* _Problem description_: In the material below, find each line with the string "icon" and copy it.

•••••

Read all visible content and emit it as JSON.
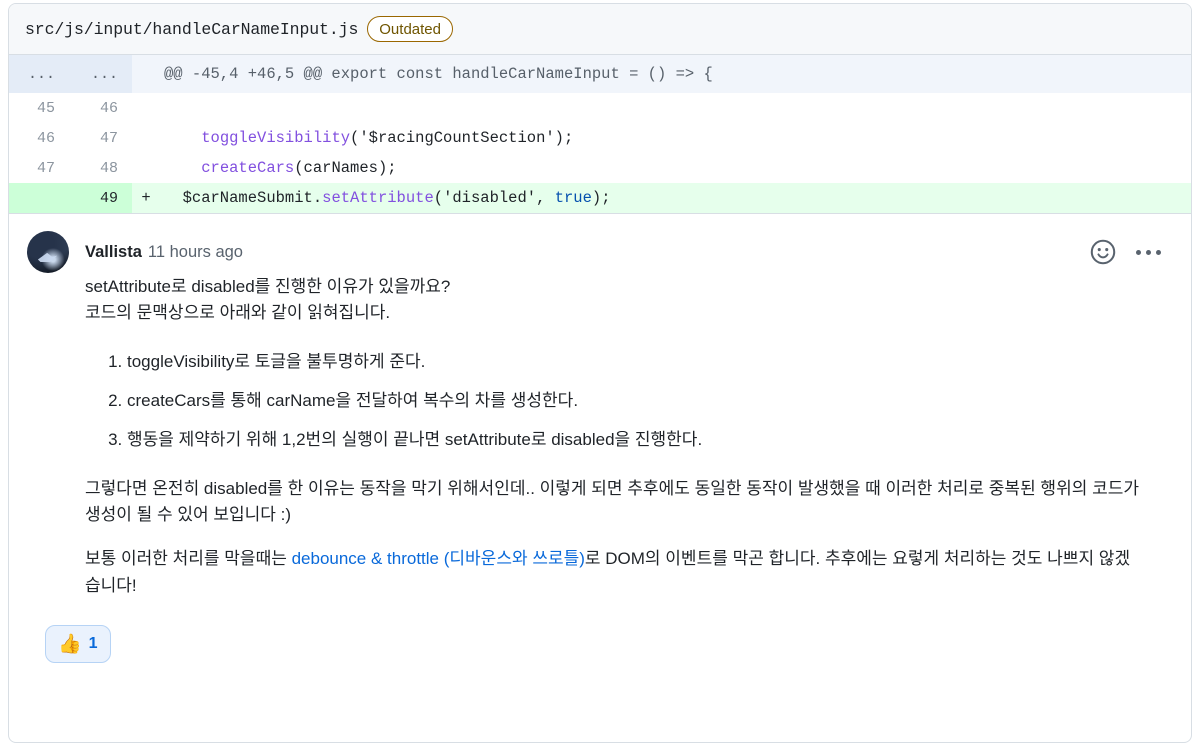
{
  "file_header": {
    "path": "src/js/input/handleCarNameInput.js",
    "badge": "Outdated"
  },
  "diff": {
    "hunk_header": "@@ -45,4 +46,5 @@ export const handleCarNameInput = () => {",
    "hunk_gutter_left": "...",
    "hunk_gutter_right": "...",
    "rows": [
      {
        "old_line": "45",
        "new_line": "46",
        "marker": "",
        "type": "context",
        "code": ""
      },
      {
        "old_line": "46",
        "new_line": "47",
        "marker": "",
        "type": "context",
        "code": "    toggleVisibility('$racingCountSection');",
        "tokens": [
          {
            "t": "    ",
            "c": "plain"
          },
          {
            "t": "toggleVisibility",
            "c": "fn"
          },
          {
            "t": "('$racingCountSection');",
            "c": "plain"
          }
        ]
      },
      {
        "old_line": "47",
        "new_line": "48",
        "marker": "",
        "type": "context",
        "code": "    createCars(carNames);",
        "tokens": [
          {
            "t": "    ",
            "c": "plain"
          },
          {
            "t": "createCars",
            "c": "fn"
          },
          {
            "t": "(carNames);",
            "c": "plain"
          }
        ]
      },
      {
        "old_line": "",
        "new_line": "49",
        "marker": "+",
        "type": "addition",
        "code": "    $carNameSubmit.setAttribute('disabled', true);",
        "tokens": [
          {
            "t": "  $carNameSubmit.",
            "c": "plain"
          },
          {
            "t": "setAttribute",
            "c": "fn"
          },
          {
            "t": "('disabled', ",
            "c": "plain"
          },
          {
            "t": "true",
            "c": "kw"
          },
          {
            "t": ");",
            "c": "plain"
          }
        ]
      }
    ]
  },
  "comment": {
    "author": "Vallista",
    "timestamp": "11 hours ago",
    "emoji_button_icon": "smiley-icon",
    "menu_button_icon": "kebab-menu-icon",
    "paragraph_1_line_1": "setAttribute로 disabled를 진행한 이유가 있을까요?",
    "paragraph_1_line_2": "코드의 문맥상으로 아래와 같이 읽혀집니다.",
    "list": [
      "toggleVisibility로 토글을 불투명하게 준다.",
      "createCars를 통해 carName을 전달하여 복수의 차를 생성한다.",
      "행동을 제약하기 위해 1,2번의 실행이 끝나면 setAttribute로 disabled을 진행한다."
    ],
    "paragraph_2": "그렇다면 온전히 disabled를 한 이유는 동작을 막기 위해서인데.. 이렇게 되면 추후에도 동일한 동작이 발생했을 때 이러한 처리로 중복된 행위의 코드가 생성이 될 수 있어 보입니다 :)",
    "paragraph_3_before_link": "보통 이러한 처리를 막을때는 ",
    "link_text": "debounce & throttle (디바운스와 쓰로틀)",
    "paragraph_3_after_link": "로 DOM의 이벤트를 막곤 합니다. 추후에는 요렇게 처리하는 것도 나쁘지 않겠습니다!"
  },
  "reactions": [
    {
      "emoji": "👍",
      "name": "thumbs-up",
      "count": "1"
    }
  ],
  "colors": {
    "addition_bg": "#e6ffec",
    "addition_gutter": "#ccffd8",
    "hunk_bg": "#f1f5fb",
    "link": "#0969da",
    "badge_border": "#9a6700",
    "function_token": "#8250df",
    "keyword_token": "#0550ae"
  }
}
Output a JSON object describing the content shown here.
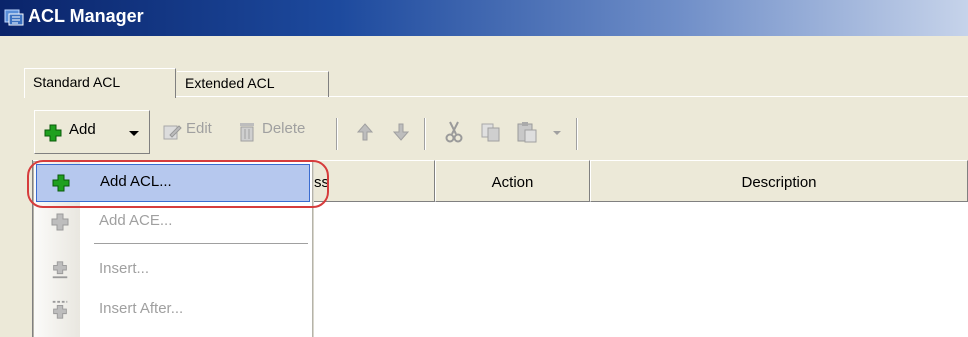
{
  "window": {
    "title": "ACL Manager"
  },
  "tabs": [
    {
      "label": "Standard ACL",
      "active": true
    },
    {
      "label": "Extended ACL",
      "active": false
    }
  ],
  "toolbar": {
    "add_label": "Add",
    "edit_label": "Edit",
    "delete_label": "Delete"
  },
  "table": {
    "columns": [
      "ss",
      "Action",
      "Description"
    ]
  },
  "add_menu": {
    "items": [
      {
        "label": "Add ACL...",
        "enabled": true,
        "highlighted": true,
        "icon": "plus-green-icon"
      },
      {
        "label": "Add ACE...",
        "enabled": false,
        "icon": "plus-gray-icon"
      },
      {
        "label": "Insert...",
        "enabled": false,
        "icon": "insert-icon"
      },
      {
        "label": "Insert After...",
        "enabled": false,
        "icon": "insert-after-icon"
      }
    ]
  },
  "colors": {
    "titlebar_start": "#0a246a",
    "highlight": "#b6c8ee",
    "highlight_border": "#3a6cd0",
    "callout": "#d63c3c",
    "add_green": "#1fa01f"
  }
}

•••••

* _Task answer_:
    "emoji_button_icon": "smiley-icon",
    "menu_button_icon": "kebab-menu-icon",
        "icon": "plus-green-icon"
        "icon": "plus-gray-icon"
        "icon": "insert-icon"
        "icon": "insert-after-icon"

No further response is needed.